The continuing list of issues that negatively affect the creative process of soaps.
I wholeheartedly expect to have a throng of mad, angry people come after me with lit torches and run me out of town, medieval-style, for this item on my list.
But I will say it anyway. Fans (include me) know entirely too damn much about behind-the-scenes happenings. And I contend that it has a negative impact on shows.
About 15 years ago, when I had way more hair, I was a Gen-X slacker who worked in community theater. I worked with two separate theaters.
One was a community theater led by a larger-than-life man, a big, loud, bossy guy named David who was a teddy bear inside. He was Dom DeLuise and Harvey Fierstein combined! I did some acting for him and I’ll admit, I was not a captivating presence on stage; David mockingly nicknamed me “Captain Energy”.
I did some backstage work for him as well, through some very emotional shows (“Falsettos” being one – if you can get through that without bawling, you’re either dead or not human). And I remember one rehearsal where he sat quietly in the first row, talking to some actors who just were not getting it.
And he said: Theater is the art of making us believe. We must block our movements and pay attention to lighting, but don’t overwhelm yourself with worry about those things. Live the words and make us believe. Don’t tell us, SHOW us. Your character is a mystery – unfurl that mystery slowly and beautifully. Take away all of the technical distractions around you and make it happen. Pretend everything around you is a black curtain and you must make everything come alive. Magical words I have often thought about, because all theater is the art of making us believe.
The second group was a group of more seasoned technical people in a theater with a bigger budget. This theater did cutting-edge work (if there were naked men in a play on stage in this city, it was likely at this theater).
They were good at what they did, and our shows were amazing. And yet, something was off.
As I observed these people at other shows, I realized what had happened: They were unable to leave their roles as directors, stage managers, and crew. They had lost their ability to believe, to enjoy, to ride along with the performance.
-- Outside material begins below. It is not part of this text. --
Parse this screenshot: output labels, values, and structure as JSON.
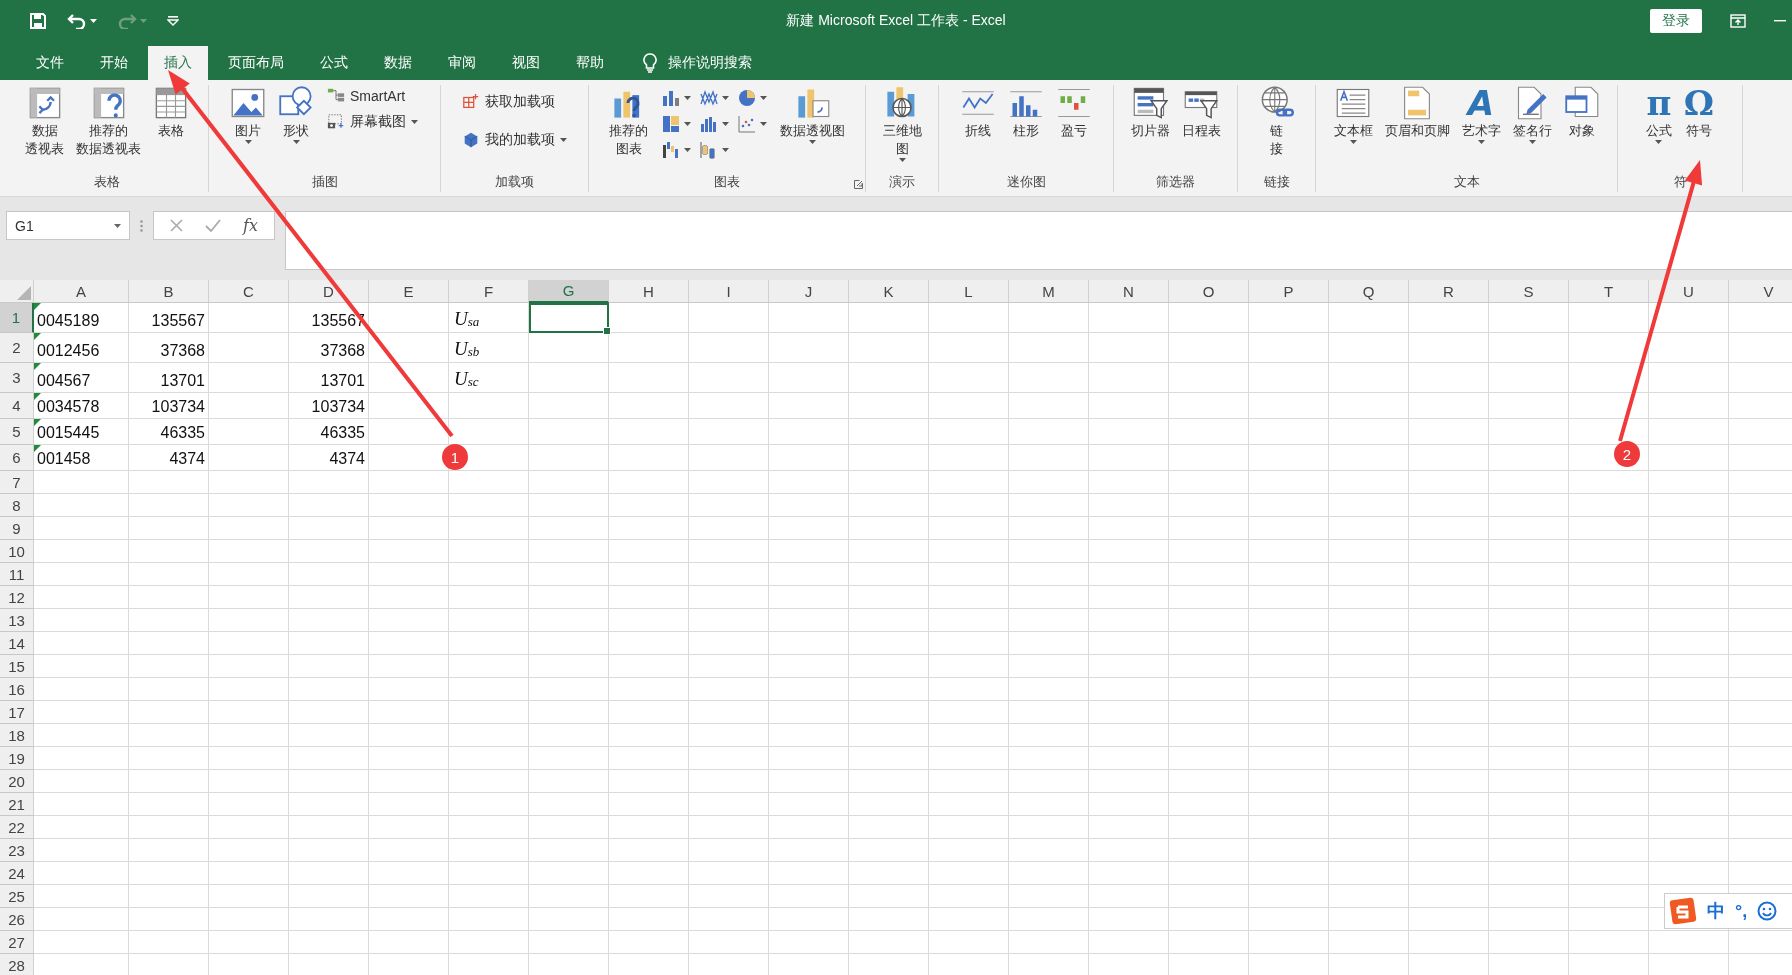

It was lost under a mountain of criticism from them. It may not have been their show, but they had notes for actors, lighting and costume directors, and sound technicians in their head.
We see this with filmgoers, with people out to dine…..an inability to take in the experience without taking it apart as it happens.
Now, this blog and many others wouldn’t exist if we didn’t have these behind-the-scenes things to talk about, so for me to say all this must come across as fairly schizophrenic. I’m not suggesting that we should be kept in a cone of silence . Especially at this stage of the game, when daytime is literally fighting to survive, knowing what decisions TPTB are making, and WHY, is important.
I just wonder if knowing all of this hasn’t made many of us jaded. Listen, I’m not suggesting that the shows are masterpieces right now. Many of the shows are in creative limbo trying to redefine themselves, and all of them have had jaw-droppingly bad story. But I think we as viewers have become very cynical. We tear even the tiniest parts of the show apart for examination and criticism. I think a legitimately good storyline sometimes gets lost in the mix. We’ve become so conditioned for disappointment that I don’t know that some of us are still open to the beauty of a great moment – a romantic kiss, a great plot reveal, a family reunion, a villian taking action.
I am making the effort these days to ignore the artifice, to not worry that I might be able to see the strings Peter Pan flies on, or that the door on stage doesn’t quite close. I am trying to be open, to listen to the words and the actors showing me what is happening in their character’s mind and heart. I am trying, very hard, to BELIEVE.